◆ **What to work on**:
Reproduce the data exactly and drop any pictures it holds.

◆ **Source material**:
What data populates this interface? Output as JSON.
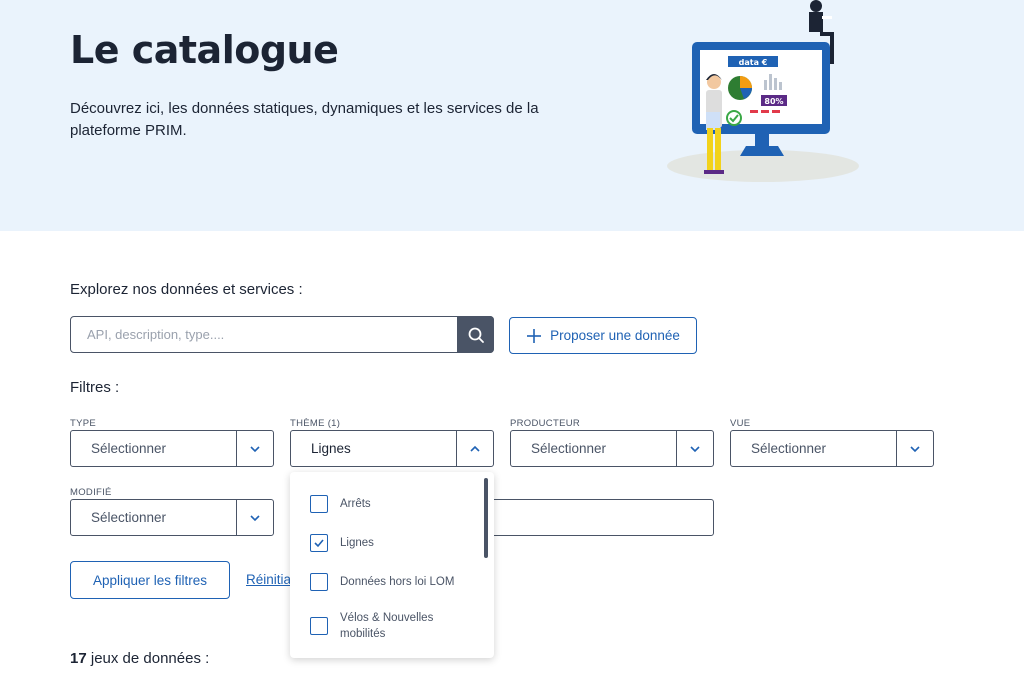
{
  "hero": {
    "title": "Le catalogue",
    "description": "Découvrez ici, les données statiques, dynamiques et les services de la plateforme PRIM.",
    "illustration": {
      "screen_label": "data €",
      "badge": "80%"
    }
  },
  "search": {
    "label": "Explorez nos données et services :",
    "placeholder": "API, description, type....",
    "icon": "search-icon"
  },
  "propose_button": "Proposer une donnée",
  "filters": {
    "label": "Filtres :",
    "type": {
      "label": "TYPE",
      "value": "Sélectionner"
    },
    "theme": {
      "label": "THÈME (1)",
      "value": "Lignes"
    },
    "producer": {
      "label": "PRODUCTEUR",
      "value": "Sélectionner"
    },
    "view": {
      "label": "VUE",
      "value": "Sélectionner"
    },
    "modified": {
      "label": "MODIFIÉ",
      "value": "Sélectionner"
    }
  },
  "theme_options": [
    {
      "label": "Arrêts",
      "checked": false
    },
    {
      "label": "Lignes",
      "checked": true
    },
    {
      "label": "Données hors loi LOM",
      "checked": false
    },
    {
      "label": "Vélos & Nouvelles mobilités",
      "checked": false
    }
  ],
  "apply_button": "Appliquer les filtres",
  "reset_link": "Réinitialiser",
  "results": {
    "count": "17",
    "suffix": " jeux de données :"
  },
  "colors": {
    "hero_bg": "#eaf3fc",
    "accent": "#1f62b4",
    "dark": "#4a5466"
  }
}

◆ **Expected output**:
What data populates this interface? Output as JSON.
{
  "hero": {
    "title": "Le catalogue",
    "description": "Découvrez ici, les données statiques, dynamiques et les services de la plateforme PRIM.",
    "illustration": {
      "screen_label": "data €",
      "badge": "80%"
    }
  },
  "search": {
    "label": "Explorez nos données et services :",
    "placeholder": "API, description, type....",
    "icon": "search-icon"
  },
  "propose_button": "Proposer une donnée",
  "filters": {
    "label": "Filtres :",
    "type": {
      "label": "TYPE",
      "value": "Sélectionner"
    },
    "theme": {
      "label": "THÈME (1)",
      "value": "Lignes"
    },
    "producer": {
      "label": "PRODUCTEUR",
      "value": "Sélectionner"
    },
    "view": {
      "label": "VUE",
      "value": "Sélectionner"
    },
    "modified": {
      "label": "MODIFIÉ",
      "value": "Sélectionner"
    }
  },
  "theme_options": [
    {
      "label": "Arrêts",
      "checked": false
    },
    {
      "label": "Lignes",
      "checked": true
    },
    {
      "label": "Données hors loi LOM",
      "checked": false
    },
    {
      "label": "Vélos & Nouvelles mobilités",
      "checked": false
    }
  ],
  "apply_button": "Appliquer les filtres",
  "reset_link": "Réinitialiser",
  "results": {
    "count": "17",
    "suffix": " jeux de données :"
  },
  "colors": {
    "hero_bg": "#eaf3fc",
    "accent": "#1f62b4",
    "dark": "#4a5466"
  }
}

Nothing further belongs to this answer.